Instructions to follow: Check every line of the data below for "been". Copy each one that has it.

START Records shown

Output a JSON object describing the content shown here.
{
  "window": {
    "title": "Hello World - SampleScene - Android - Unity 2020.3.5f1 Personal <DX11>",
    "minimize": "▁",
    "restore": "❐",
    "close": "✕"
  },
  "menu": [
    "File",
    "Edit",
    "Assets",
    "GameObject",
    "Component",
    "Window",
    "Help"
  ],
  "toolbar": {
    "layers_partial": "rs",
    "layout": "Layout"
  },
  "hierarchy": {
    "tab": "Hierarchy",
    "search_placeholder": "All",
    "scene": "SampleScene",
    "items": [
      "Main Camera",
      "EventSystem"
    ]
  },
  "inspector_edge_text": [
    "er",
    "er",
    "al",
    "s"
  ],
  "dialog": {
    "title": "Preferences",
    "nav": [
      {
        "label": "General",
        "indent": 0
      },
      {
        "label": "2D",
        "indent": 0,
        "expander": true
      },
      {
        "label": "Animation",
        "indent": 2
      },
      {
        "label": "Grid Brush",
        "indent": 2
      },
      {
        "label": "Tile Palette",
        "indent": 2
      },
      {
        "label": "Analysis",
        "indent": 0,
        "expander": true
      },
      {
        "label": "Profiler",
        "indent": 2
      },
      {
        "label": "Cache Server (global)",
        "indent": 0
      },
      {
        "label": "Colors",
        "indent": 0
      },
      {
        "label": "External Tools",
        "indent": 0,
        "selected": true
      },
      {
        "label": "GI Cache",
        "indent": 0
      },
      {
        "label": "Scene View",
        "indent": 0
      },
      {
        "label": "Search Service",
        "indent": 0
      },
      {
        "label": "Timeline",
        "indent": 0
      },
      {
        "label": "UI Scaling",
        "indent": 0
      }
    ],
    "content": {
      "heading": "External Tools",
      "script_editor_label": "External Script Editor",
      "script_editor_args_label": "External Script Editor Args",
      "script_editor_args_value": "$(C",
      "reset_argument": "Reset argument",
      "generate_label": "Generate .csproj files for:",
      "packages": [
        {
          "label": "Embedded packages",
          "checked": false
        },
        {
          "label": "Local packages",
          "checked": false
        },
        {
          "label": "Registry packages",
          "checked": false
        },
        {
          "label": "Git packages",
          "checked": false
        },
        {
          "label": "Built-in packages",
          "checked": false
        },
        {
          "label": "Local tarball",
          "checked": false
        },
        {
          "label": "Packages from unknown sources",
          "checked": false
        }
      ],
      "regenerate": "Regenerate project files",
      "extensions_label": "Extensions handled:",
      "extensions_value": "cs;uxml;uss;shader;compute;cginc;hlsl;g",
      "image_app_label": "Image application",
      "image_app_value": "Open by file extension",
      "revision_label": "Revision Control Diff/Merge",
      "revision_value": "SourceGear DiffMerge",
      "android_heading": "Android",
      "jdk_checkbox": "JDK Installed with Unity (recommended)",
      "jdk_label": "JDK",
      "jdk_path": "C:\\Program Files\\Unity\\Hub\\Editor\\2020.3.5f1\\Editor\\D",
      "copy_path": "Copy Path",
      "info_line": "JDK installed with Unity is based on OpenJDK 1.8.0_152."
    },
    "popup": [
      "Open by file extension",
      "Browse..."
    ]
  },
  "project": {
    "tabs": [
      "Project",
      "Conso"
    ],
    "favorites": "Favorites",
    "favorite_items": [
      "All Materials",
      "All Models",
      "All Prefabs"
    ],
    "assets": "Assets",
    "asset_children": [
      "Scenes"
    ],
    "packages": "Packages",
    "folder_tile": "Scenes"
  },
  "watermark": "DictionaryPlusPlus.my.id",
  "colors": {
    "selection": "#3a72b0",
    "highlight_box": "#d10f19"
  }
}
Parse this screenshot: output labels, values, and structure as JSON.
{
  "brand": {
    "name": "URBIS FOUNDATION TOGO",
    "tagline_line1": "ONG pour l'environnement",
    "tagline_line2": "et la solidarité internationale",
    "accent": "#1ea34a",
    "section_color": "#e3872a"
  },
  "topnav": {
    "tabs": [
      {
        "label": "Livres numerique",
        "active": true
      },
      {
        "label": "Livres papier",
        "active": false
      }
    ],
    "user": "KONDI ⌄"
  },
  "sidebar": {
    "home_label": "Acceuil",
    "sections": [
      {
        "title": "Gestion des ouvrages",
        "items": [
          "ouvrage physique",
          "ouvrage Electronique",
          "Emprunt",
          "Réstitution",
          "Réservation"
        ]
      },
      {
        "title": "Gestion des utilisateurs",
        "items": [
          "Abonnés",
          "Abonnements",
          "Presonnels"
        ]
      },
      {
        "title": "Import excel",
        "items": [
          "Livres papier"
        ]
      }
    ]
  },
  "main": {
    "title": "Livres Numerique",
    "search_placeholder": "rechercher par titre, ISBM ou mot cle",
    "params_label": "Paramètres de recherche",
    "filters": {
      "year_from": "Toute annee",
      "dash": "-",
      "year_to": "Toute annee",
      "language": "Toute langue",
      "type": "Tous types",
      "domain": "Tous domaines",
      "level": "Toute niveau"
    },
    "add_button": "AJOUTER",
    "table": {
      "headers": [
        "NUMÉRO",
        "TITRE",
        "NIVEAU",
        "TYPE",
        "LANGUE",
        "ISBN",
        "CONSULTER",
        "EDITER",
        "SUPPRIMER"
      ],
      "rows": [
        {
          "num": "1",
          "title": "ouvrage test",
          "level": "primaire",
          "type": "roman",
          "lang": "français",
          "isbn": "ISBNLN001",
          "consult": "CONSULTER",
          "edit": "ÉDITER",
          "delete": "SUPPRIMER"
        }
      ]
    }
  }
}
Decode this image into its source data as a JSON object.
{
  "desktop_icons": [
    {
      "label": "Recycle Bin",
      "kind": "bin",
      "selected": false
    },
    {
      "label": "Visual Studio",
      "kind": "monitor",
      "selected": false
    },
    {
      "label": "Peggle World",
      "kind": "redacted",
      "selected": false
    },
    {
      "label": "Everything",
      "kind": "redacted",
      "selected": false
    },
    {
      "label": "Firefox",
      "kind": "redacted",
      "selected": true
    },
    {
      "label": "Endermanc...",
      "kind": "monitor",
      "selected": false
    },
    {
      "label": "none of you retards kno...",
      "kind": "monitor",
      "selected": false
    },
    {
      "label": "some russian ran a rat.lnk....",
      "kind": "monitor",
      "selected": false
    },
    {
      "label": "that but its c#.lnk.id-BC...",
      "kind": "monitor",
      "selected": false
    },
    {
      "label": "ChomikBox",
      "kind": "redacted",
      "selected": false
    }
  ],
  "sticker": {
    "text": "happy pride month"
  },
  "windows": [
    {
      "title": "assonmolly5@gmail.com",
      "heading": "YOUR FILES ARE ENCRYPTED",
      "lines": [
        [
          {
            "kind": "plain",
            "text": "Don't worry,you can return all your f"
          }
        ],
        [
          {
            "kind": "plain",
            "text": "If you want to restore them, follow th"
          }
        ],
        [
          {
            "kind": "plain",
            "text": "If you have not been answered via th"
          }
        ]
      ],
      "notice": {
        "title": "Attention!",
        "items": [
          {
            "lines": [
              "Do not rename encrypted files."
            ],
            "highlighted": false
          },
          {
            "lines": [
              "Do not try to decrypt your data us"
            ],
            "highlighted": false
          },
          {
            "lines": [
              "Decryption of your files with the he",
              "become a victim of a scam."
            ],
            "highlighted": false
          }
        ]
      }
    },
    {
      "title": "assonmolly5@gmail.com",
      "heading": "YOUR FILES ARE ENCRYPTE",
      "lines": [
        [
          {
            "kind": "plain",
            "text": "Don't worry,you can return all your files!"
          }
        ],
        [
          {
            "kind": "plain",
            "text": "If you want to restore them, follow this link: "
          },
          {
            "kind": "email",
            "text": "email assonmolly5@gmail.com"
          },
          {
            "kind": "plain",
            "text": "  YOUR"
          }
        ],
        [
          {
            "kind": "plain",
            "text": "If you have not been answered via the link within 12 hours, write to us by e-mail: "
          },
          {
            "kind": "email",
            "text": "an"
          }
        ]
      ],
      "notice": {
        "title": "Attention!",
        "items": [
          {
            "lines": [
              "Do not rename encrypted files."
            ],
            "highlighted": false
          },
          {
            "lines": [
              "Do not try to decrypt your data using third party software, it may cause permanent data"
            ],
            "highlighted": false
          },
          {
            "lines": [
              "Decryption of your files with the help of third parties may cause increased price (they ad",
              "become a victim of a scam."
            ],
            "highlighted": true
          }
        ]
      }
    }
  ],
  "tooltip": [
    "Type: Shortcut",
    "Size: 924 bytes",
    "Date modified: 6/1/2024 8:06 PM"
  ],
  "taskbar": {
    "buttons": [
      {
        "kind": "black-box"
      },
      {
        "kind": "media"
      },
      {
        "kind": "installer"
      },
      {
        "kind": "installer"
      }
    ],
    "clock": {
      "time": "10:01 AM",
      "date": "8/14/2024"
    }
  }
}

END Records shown

Output below:
            "text": "If you have not been answered via th"
            "text": "If you have not been answered via the link within 12 hours, write to us by e-mail: "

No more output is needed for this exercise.